Meanwhile, Book XII of the Florentine Codex describes the Spanish conquest: Moctezuma's omens, the arrival of the peninsulars to the coasts of Veracruz; their dealings with Totonac indigenous groups and later with the Tlaxcalans who allied themselves with the conquering cause; the arrival at Tenochtitlan and their subsequent attack.

Within these narrations, there are several gastronomic references, among them anthropophagy, when the Totonacos (in Veracruz) offered to eat sacrificed individuals to the conquerors, as they thought they were divine beings and according to their beliefs the gods fed on the blood and energy of mankind; the indigenous group realized that they were men, as the Spaniards were shocked and horrified by the immolations.

Regarding Mesoamerican beverages, historical sources mention cacao or chocolate as the most important, prepared with water and corn dough; it was spiced with guajillo chili and perfumed with flowers such as vanilla, yoloxochitln, tonalxochitl, and eloxochitl. Simultaneously, fresh fruit or herb water, seasoned with chia, was the most common liquid.
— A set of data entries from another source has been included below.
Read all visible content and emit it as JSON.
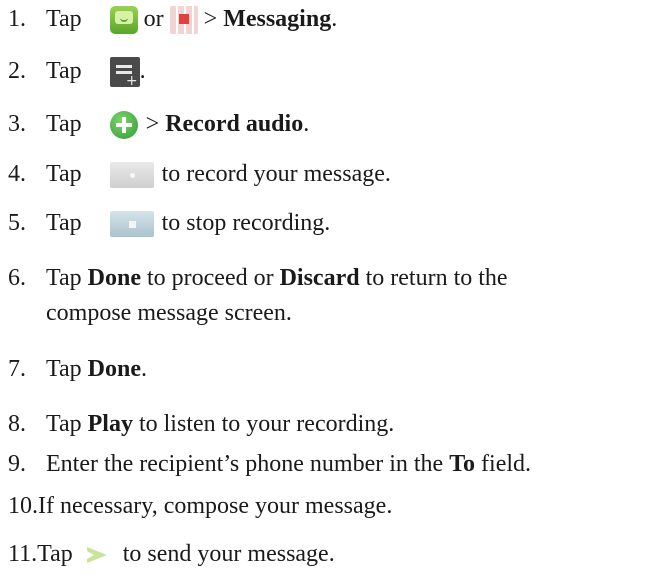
{
  "steps": [
    {
      "num": "1.",
      "parts": [
        "Tap",
        "or",
        ">",
        "Messaging",
        "."
      ]
    },
    {
      "num": "2.",
      "parts": [
        "Tap",
        "."
      ]
    },
    {
      "num": "3.",
      "parts": [
        "Tap",
        ">",
        "Record audio",
        "."
      ]
    },
    {
      "num": "4.",
      "parts": [
        "Tap",
        "to record your message."
      ]
    },
    {
      "num": "5.",
      "parts": [
        "Tap",
        "to stop recording."
      ]
    },
    {
      "num": "6.",
      "parts": [
        "Tap",
        "Done",
        "to proceed or",
        "Discard",
        "to return to the"
      ],
      "cont": "compose message screen."
    },
    {
      "num": "7.",
      "parts": [
        "Tap",
        "Done",
        "."
      ]
    },
    {
      "num": "8.",
      "parts": [
        "Tap",
        "Play",
        "to listen to your recording."
      ]
    },
    {
      "num": "9.",
      "parts": [
        "Enter the recipient’s phone number in the",
        "To",
        "field."
      ]
    },
    {
      "num": "10.",
      "parts": [
        "If necessary, compose your message."
      ]
    },
    {
      "num": "11.",
      "parts": [
        "Tap",
        "to send your message."
      ]
    }
  ],
  "icons": {
    "step1_a": "messaging-app-icon",
    "step1_b": "app-grid-icon",
    "step2": "compose-new-message-icon",
    "step3": "add-attachment-icon",
    "step4": "record-button-icon",
    "step5": "stop-button-icon",
    "step11": "send-arrow-icon"
  }
}
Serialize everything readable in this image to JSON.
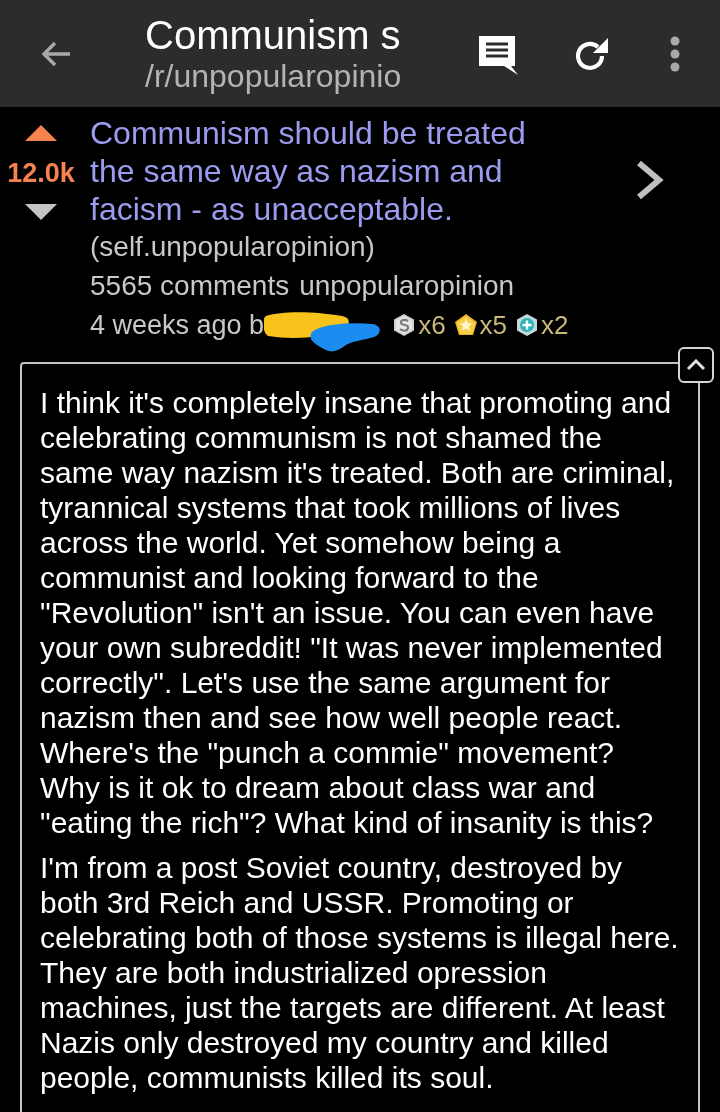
{
  "toolbar": {
    "title": "Communism s",
    "subtitle": "/r/unpopularopinio"
  },
  "post": {
    "upvoted": true,
    "score": "12.0k",
    "title": "Communism should be treated the same way as nazism and facism - as unacceptable.",
    "domain": "(self.unpopularopinion)",
    "comments": "5565 comments",
    "subreddit": "unpopularopinion",
    "byline": "4 weeks ago b",
    "awards": [
      {
        "kind": "silver",
        "count": "x6"
      },
      {
        "kind": "gold",
        "count": "x5"
      },
      {
        "kind": "platinum",
        "count": "x2"
      }
    ]
  },
  "selftext": {
    "expanded": true,
    "paragraphs": [
      "I think it's completely insane that promoting and celebrating communism is not shamed the same way nazism it's treated. Both are criminal, tyrannical systems that took millions of lives across the world. Yet somehow being a communist and looking forward to the \"Revolution\" isn't an issue. You can even have your own subreddit! \"It was never implemented correctly\". Let's use the same argument for nazism then and see how well people react. Where's the \"punch a commie\" movement? Why is it ok to dream about class war and \"eating the rich\"? What kind of insanity is this?",
      "I'm from a post Soviet country, destroyed by both 3rd Reich and USSR. Promoting or celebrating both of those systems is illegal here. They are both industrialized opression machines, just the targets are different. At least Nazis only destroyed my country and killed people, communists killed its soul."
    ]
  }
}
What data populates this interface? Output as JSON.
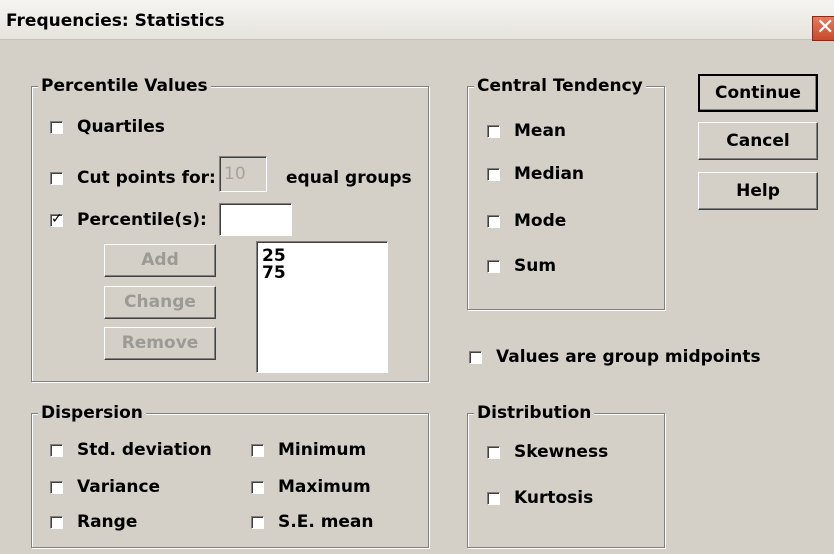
{
  "window": {
    "title": "Frequencies: Statistics"
  },
  "percentile_values": {
    "legend": "Percentile Values",
    "quartiles": {
      "label": "Quartiles",
      "checked": false
    },
    "cut_points": {
      "label": "Cut points for:",
      "value": "10",
      "suffix": "equal groups",
      "checked": false
    },
    "percentiles": {
      "label": "Percentile(s):",
      "value": "",
      "checked": true,
      "check_glyph": "✓"
    },
    "buttons": {
      "add": "Add",
      "change": "Change",
      "remove": "Remove"
    },
    "list": [
      "25",
      "75"
    ]
  },
  "central_tendency": {
    "legend": "Central Tendency",
    "items": [
      "Mean",
      "Median",
      "Mode",
      "Sum"
    ]
  },
  "actions": {
    "continue": "Continue",
    "cancel": "Cancel",
    "help": "Help"
  },
  "group_midpoints": {
    "label": "Values are group midpoints",
    "checked": false
  },
  "dispersion": {
    "legend": "Dispersion",
    "items": [
      "Std. deviation",
      "Minimum",
      "Variance",
      "Maximum",
      "Range",
      "S.E. mean"
    ]
  },
  "distribution": {
    "legend": "Distribution",
    "items": [
      "Skewness",
      "Kurtosis"
    ]
  }
}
For the Spaniards, their drink par excellence was wine made from trodden grapes, a fruit highly receptive to the smells of the environment. In this regard, aromas derived from one hundred percent Mesoamerican foods (such as cocoa, dried chiles, and vanilla) became the characteristics that red wine must have to obtain the bouquet of greatness, the highest quality distinction that can be given to them.

In 1524, Hernán Cortés -because he located endemic grapes- stipulated the ordinance that all Spaniards should plant grapevines. By 1531 there were already very productive vineyards, among them those of the conquistador himself in the valleys of Cuernavaca, which in a short time could supply the whole of New Spain, which would decimate the need to buy European wine. 

Faced with this, the Spanish Crown limited Cortés' production, with a series of land problems, and razed the remaining vineyards. However, the need for wines by the religious orders, caused some to cultivate vines in the orchards of the convents.

Nowadays, an excellent wine must have the distinctive bouquet of greatness, which it achieves, in the case of white wine, when it smells of pineapple, soursop, vanilla, butterfly flowers, fresh chile, or white sapote; for red wine, the aromas must be vanilla, cocoa or dried chiles; thus demonstrating how Mesoamerican essences reached a European product and transcended in it.

Source: INAH